Land rents are actually a very good measure of the productive potential of a parcel of land. In the graph above, the X axis gives the average per acre value of the major crops grown in each county in Illinois. The Y axis is the county average rent, and there is obviously a strong relationship between the two. The graph below plots the same sort of data for all the corn belt counties where corn, soybeans, wheat, and sorghum are the dominant crops.
Land Rent Is A Major Farming Expense
In the histogram below we see that average farm rents for the same “corn belt counties” generally represent 25-30% of the total gross crop income of that county. Thus, land rental is one of the largest single, year-to-year costs that a grower must pay.

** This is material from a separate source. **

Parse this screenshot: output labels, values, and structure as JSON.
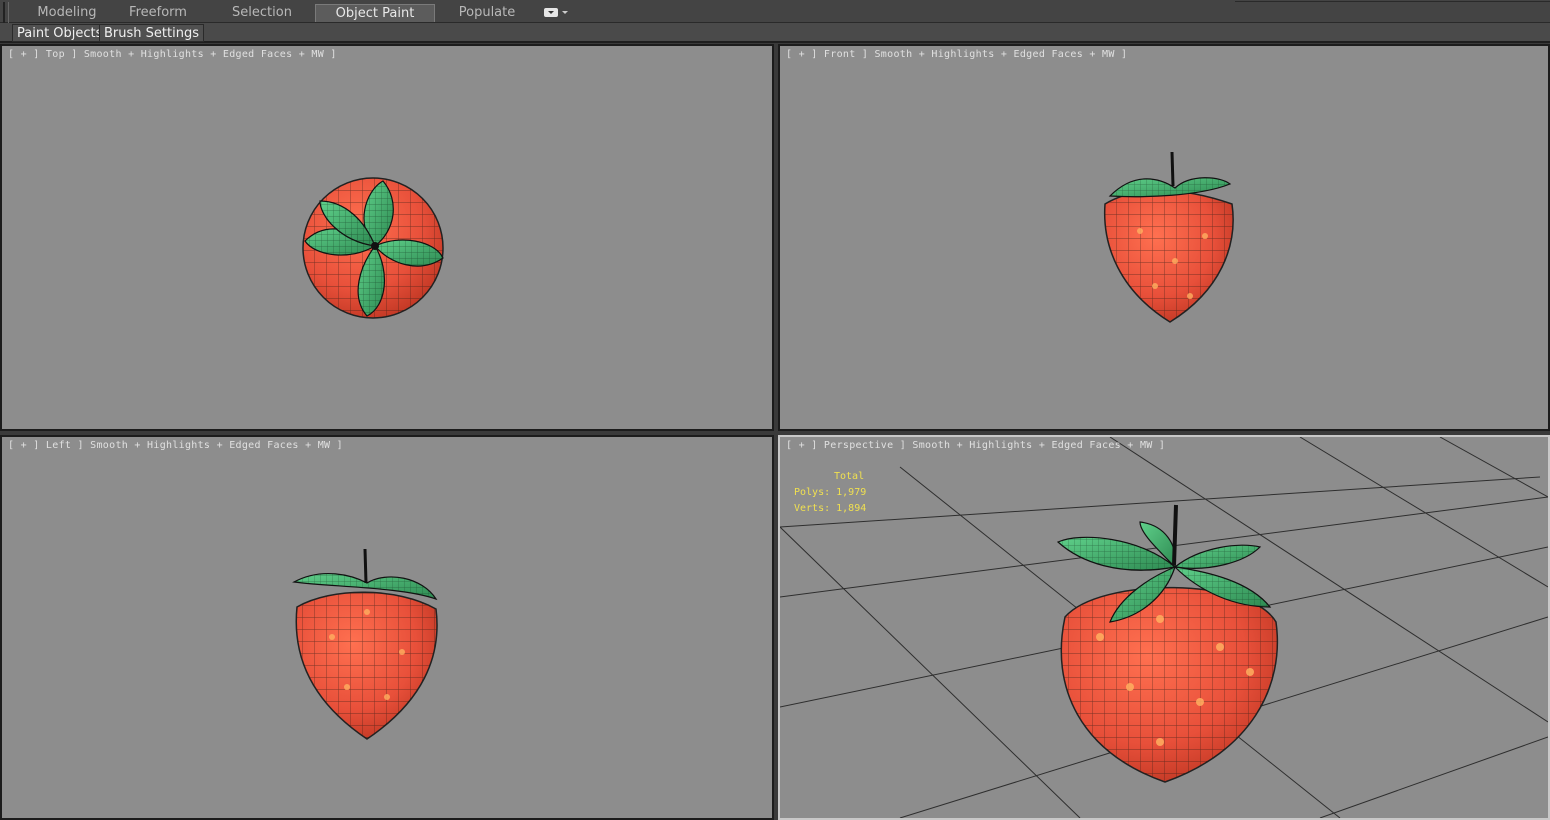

Farmers effectively compete with each other for the better land, so when crop commodity prices rise, rents rise as well. The graph below shows how land rents have been rising in recent years as agricultural commodity prices have been increasing.
Sustainable Farming Could Increase Land Rent Potential If…
As I mentioned earlier, a several-year investment in soil-building practices can increase the yield on a given piece of land. Beyond that, improved soils capture and store moisture more effectively so that the yield is better insulated from year-to-year variation in rainfall. That issue is likely to become increasingly important with climate change. The owners of farmland have the long-term financial incentive to find farmers who are willing and able to execute a soil-building strategy. What this would take, however, would be a mechanism for the farmer to share in the “upside potential” of land improvement, and a mechanism for the landowner to help carry the near-term investment costs and risks associated with that farming change. All of this is certainly possible, but it entails major challenges in terms of communications and legal/financial arrangements. Land lease practices are only one of several structural barriers to more sustainable farming. Normal crop financing and crop insurance are also designed around year-to-year economics and a year-to-year mindset.
By definition, sustainable farming must involve a long-term perspective. Many of the people who are in the key role of farmland ownership don’t know much of anything about farming of any kind, let alone what constitutes the cutting edge of sustainability. Therein lies both the challenge and the opportunity.
A more detailed analysis of this issue is posted on SCRIBD.
My website is Applied Mythology.